Machine learning companies love data, and most of today’s data scientists, unfortunately, still work on the outdated premise that more data is always better. Unsurprisingly, this creates an environment where the solution to any machine learning problem is to throw more data at it. That comes at the expense of more compute, storage, and processing. While this can be a viable approach for global organizations with big budgets, it’s not always the best one. Gathering, cleaning, and annotating data is time-consuming and expensive. Sometimes, you simply won’t have enough data.
The key is that there’s no guarantee that analyzing mass amounts of data will translate meaningful insights. The result of “more data is always better”? Underwhelming implementations and catastrophic failures that waste millions of dollars on data preparation and the man-hours spent figuring out whether or not it’s useful. Instead, companies should make conscious choices on what and how much data is needed.
Big data? Big whoop
Most machine learning models today are trained with mountains of data to ensure the highest probability of success. That is a valid approach, but this process results from the misconception that the more data you have, the easier a task becomes.
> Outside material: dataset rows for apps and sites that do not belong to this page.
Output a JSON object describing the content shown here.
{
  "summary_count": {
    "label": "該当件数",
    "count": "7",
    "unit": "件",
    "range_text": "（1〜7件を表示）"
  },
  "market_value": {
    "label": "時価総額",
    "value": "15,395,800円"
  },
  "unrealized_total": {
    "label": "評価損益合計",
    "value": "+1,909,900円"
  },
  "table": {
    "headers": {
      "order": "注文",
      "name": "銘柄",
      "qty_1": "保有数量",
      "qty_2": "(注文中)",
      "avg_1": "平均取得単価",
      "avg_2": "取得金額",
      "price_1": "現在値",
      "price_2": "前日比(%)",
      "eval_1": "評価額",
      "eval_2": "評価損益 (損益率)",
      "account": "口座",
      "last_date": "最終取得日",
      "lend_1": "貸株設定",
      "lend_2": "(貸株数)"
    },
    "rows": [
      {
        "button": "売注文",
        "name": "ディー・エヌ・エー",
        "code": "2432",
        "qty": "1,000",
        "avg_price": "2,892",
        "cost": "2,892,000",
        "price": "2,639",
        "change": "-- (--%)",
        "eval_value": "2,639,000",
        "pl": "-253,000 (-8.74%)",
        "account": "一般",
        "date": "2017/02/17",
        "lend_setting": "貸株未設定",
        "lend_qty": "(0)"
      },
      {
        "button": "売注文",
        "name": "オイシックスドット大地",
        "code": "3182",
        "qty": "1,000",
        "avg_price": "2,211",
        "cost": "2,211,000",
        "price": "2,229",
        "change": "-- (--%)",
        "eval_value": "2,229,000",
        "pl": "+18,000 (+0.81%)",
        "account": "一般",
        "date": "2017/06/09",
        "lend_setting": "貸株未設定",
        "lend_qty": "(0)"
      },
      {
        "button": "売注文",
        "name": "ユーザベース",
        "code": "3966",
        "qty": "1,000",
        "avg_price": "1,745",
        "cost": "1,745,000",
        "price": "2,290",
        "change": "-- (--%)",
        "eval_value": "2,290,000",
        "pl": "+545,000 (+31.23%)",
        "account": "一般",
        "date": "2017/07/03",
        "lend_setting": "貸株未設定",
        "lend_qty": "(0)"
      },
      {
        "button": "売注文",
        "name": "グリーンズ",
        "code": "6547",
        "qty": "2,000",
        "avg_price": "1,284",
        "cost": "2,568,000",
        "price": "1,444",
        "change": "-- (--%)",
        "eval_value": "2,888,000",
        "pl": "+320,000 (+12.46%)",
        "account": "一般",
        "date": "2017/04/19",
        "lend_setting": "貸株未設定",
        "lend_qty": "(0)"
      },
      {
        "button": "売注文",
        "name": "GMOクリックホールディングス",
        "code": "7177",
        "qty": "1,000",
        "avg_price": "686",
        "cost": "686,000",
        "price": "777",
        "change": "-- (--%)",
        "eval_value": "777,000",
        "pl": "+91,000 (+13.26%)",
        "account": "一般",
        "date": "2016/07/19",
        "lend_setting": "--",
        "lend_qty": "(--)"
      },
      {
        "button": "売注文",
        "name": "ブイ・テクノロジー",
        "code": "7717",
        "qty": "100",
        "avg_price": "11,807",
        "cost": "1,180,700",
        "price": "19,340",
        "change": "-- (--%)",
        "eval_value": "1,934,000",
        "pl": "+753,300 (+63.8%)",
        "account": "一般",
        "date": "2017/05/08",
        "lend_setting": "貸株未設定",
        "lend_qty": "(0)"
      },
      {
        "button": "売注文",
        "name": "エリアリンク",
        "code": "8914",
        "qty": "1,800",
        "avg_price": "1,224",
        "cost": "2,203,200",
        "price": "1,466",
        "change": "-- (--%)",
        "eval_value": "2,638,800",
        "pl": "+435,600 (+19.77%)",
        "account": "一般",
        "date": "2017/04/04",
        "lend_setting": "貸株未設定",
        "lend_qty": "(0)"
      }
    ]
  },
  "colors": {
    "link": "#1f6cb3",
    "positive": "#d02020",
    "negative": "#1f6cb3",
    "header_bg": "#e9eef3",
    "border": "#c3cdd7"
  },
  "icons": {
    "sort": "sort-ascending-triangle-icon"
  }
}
Of course, no one wants to start building a model only to realize you don’t have enough data. If you can’t accurately estimate how much data you need, then the belief of having more data is justified as there is a higher chance of success with more information.
In reality, the process of collecting data can be extensive, and in the end, data scientists are left with a substantial amount of data that they know nothing about. With most machine learning tools, you go in blind after putting in your data. There still aren’t answers to what needs to be measured or what attributes are on the data points you need. Data engineers are tasked with analyzing the data to determine if certain features are more relevant than others based on their intuition. Then, they build a model and hope that it can predict the question at hand. The result is an ad hoc approach where we just hope that the person looking at the data comes up with an intelligent way to make sense of the numbers in front of them.
The overarching pain point is that today’s data scientists operate under vast amounts of uncertainty. There isn’t a clear answer as to which model is the right model, how much data it will take, or how long it will take, so there isn’t a definite budget. Under this mentality, the more data available to experiment with, the more models can be created to determine the best solution.
Debunking the myth
The more data approach is driven by the uncertainty of not having enough data to answer the question at hand. However, we can disprove this theory with a straightforward example. Let’s say you’re given a set of numbers [2, 4, 6, 8] and asked to guess the next number in the sequence; what would your guess be? Most people would say 10 because you would understand that the rule, “+2”, is immediately apparent.
Interestingly, adding more instances to this data set does not make it more learnable. If you were given [2, 4, 6, 8, 10, 12, 14, 16, 18, 20, 22, 24, etc.], you would have still figured out the rule after analyzing the just first four numbers, so there is no value or benefit in going all the way to 100. Machine learning works in the same way. The end goal is to infer a model, so once you have a rule that you can derive from your data, there isn’t a need to continue adding more information into the dataset. By operating with this mentality, the more time and compute is used, resulting in additional money spent.
Often, there’s an argument about noise, but the real problem is that there’s a tradeoff between generalization and accuracy. It would be ideal to generalize the noise to concentrate on the actual content, but an irreducible error cannot be reduced by creating good models. There can be a measure of accuracy that is achievable. Still, the lack of awareness in the industry today pushes data scientists to solve accuracy issues with more data, compute, and parameters. What’s worse is that this process creates a significant problem for machine learning surrounding verification, validation, and trust.
The solution? It’s time to take the guesswork out of machine learning by sizing machine learning models and measuring the learnability of any labeled data set against the model types. These dimensions would prevent overfitting and underfitting, allowing data scientists to better understand their data with accurate and unique models that they can trust.
The industry practice of machine learning has been a relatively unbridled rush to use all available computational resources to build the biggest and most data-rich possible models. Why? Because this is what everyone has believed leads to improved accuracy. Unlike the many professional engineers of various disciplines and scientists of most who say, “measure twice, cut once,” the machine learning experts today say, “more data is better data.” However, the notion of measuring models before they are built transforms the curation of your dataset into a science, optimizing the size and diversity of the dataset for the best possible model results.